[[ Task input, beginning ]]
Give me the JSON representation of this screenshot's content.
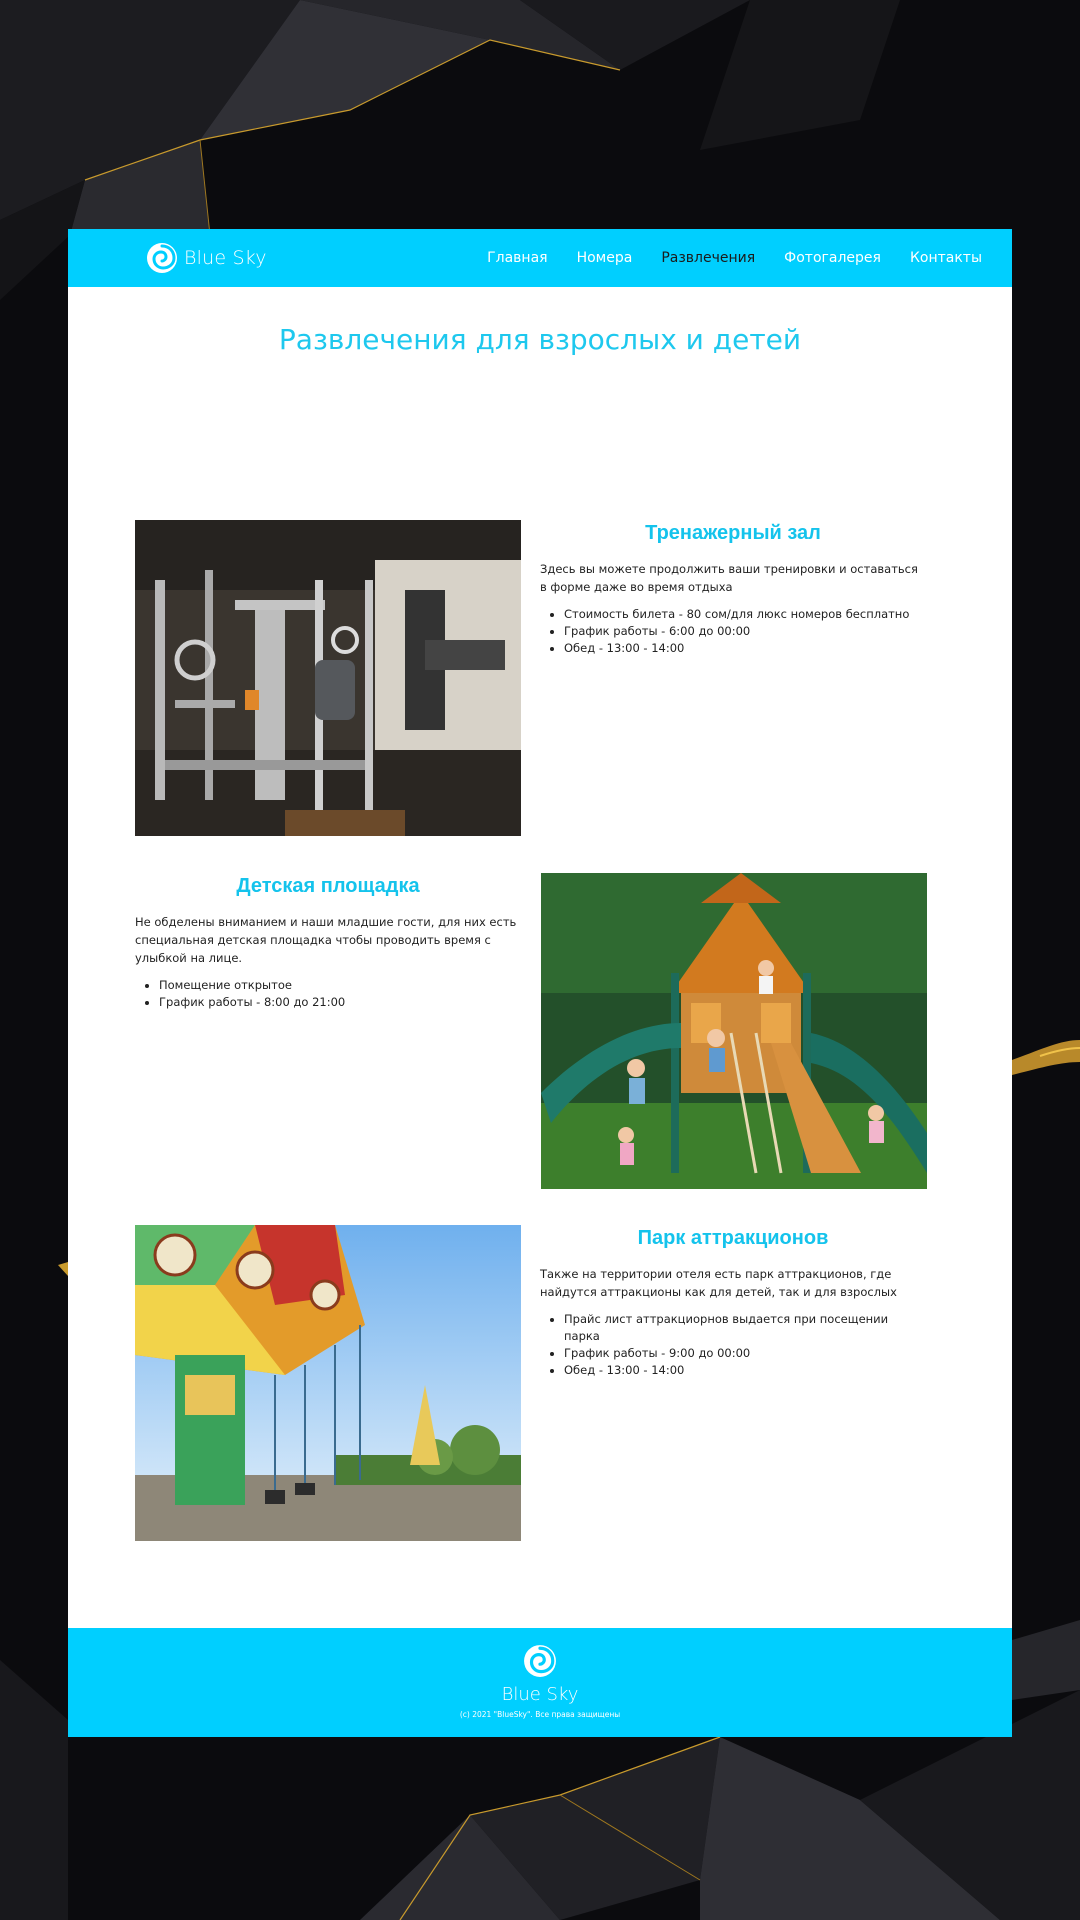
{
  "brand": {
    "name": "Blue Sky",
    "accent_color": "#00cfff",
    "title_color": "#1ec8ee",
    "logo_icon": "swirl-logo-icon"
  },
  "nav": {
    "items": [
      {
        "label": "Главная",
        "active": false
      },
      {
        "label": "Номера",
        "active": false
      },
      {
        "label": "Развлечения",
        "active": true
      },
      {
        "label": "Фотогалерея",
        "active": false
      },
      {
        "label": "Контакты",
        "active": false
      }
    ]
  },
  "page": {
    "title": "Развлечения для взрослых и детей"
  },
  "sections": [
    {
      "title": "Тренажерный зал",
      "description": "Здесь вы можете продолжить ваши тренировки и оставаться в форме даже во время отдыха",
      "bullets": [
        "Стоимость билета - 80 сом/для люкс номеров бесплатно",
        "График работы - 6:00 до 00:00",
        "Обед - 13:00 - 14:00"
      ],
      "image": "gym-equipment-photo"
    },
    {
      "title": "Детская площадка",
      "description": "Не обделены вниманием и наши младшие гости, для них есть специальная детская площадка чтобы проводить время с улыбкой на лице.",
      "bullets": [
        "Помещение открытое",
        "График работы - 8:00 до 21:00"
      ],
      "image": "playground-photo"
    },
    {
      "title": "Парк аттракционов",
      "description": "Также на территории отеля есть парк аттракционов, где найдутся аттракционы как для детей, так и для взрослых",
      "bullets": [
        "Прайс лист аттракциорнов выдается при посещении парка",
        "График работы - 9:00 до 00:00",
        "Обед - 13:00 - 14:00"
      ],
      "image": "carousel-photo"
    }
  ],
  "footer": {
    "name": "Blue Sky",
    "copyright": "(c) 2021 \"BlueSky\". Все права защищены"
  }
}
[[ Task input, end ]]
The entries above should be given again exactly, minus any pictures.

## Worked solution
Give me the JSON representation of this screenshot's content.
{
  "brand": {
    "name": "Blue Sky",
    "accent_color": "#00cfff",
    "title_color": "#1ec8ee",
    "logo_icon": "swirl-logo-icon"
  },
  "nav": {
    "items": [
      {
        "label": "Главная",
        "active": false
      },
      {
        "label": "Номера",
        "active": false
      },
      {
        "label": "Развлечения",
        "active": true
      },
      {
        "label": "Фотогалерея",
        "active": false
      },
      {
        "label": "Контакты",
        "active": false
      }
    ]
  },
  "page": {
    "title": "Развлечения для взрослых и детей"
  },
  "sections": [
    {
      "title": "Тренажерный зал",
      "description": "Здесь вы можете продолжить ваши тренировки и оставаться в форме даже во время отдыха",
      "bullets": [
        "Стоимость билета - 80 сом/для люкс номеров бесплатно",
        "График работы - 6:00 до 00:00",
        "Обед - 13:00 - 14:00"
      ],
      "image": "gym-equipment-photo"
    },
    {
      "title": "Детская площадка",
      "description": "Не обделены вниманием и наши младшие гости, для них есть специальная детская площадка чтобы проводить время с улыбкой на лице.",
      "bullets": [
        "Помещение открытое",
        "График работы - 8:00 до 21:00"
      ],
      "image": "playground-photo"
    },
    {
      "title": "Парк аттракционов",
      "description": "Также на территории отеля есть парк аттракционов, где найдутся аттракционы как для детей, так и для взрослых",
      "bullets": [
        "Прайс лист аттракциорнов выдается при посещении парка",
        "График работы - 9:00 до 00:00",
        "Обед - 13:00 - 14:00"
      ],
      "image": "carousel-photo"
    }
  ],
  "footer": {
    "name": "Blue Sky",
    "copyright": "(c) 2021 \"BlueSky\". Все права защищены"
  }
}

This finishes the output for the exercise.